Two ringing moments

An old man walks slowly up the sidewalk in front of me. His steps falter, his shoulders drop and his back hunches over as he struggles on.

"There be the ravages of age!", I think, contemplating my own inevitable aging and mortality.

I stride past the old codger, then look back to make sure he's made it up the hill. But now he's ground down to a full stop -- so that he can devote the fullness of his attention to dialling his mobile phone, which he's clearly been working on ever since I spotted him!


On a tunnel bus. Across the aisle, a little girl of six or so, in a crisp school uniform, sits next to her family's domestic helper. The girl has a lunch box she's supposed to be eating before she goes to school. She picks up a spoonful, drops it back, picks up another . . . then whines "you feed me!" to the domestic helper. With a sigh, she begins spoon-feeding the girl. Throughout the process, the girl regresses to toddlerhood, pulling away from the spoon as it is offered, pouting, glaring. Finally, mercifully, the lunch box is empty.

And then the girl reaches into her school bag, hauls out her mobile phone, speed-dials a number, and hollers "Mommy!
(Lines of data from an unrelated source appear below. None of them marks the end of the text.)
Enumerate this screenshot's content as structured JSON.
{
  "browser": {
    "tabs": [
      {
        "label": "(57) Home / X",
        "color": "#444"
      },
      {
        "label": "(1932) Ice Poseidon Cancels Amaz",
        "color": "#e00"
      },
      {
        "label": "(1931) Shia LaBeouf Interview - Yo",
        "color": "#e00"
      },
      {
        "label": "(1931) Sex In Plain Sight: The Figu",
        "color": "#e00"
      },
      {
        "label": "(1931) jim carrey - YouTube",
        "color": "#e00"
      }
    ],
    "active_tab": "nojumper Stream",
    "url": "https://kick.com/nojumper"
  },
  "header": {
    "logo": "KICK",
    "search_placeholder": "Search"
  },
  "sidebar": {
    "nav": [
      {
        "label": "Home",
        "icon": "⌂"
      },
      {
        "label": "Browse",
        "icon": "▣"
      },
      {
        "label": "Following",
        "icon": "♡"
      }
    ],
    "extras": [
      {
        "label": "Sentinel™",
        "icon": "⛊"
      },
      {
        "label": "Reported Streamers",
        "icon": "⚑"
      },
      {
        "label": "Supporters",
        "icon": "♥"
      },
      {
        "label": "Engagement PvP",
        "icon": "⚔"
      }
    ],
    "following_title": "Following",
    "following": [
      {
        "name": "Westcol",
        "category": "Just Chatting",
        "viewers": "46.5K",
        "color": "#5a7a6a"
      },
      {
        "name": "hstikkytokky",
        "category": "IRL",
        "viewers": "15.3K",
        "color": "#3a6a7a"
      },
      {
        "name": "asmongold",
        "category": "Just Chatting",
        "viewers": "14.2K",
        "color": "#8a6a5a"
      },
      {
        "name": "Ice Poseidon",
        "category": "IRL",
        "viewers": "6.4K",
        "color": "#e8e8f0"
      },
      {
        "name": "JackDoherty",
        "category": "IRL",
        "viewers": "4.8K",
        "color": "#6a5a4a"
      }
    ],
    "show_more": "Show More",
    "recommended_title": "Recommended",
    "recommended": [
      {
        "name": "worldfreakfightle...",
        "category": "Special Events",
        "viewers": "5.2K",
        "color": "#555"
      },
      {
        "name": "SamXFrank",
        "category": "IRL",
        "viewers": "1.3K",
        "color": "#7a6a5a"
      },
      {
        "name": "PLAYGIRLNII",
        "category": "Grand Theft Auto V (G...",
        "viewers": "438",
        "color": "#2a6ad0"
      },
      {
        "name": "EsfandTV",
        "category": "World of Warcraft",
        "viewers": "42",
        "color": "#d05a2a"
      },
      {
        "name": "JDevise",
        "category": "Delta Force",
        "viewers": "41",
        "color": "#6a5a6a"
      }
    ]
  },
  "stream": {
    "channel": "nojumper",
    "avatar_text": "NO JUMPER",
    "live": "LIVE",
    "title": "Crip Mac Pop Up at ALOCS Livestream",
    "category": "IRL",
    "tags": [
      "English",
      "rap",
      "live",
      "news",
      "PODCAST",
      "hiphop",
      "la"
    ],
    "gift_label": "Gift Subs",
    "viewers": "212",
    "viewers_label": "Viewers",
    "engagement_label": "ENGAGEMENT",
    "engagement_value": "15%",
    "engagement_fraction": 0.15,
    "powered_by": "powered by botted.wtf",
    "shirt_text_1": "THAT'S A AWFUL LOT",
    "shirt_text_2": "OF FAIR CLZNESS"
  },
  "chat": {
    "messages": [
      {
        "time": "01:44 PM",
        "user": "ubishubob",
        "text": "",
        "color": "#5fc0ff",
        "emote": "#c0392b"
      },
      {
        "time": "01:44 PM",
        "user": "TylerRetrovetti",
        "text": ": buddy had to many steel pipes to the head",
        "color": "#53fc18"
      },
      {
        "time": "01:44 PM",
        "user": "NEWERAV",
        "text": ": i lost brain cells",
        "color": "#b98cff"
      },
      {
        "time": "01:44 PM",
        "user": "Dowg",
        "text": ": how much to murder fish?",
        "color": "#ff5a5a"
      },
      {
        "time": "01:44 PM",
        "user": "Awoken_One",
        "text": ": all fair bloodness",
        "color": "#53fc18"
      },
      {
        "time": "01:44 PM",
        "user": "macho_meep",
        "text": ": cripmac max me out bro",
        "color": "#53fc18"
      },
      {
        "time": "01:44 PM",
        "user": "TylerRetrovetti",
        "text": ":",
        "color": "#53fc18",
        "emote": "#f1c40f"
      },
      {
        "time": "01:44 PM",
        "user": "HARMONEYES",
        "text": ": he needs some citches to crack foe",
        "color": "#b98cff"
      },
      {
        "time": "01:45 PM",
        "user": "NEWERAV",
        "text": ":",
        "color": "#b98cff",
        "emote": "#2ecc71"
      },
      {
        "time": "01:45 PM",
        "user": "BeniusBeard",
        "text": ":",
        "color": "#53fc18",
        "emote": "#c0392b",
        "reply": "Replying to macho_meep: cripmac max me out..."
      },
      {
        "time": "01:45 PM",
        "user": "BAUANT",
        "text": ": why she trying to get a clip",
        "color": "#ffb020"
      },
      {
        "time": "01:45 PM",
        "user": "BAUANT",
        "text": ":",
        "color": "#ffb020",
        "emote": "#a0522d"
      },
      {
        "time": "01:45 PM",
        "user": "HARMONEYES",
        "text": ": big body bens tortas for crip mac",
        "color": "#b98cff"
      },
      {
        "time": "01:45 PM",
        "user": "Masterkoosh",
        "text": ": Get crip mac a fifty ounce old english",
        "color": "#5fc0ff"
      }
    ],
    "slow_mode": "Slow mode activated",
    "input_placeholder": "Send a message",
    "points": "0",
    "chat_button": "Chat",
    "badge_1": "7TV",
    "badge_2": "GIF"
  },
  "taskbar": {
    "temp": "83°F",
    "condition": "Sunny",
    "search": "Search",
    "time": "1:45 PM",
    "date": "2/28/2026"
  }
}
I've already eaten my lunch!"

Is this the essence of Hong Kong child-rearing, or what?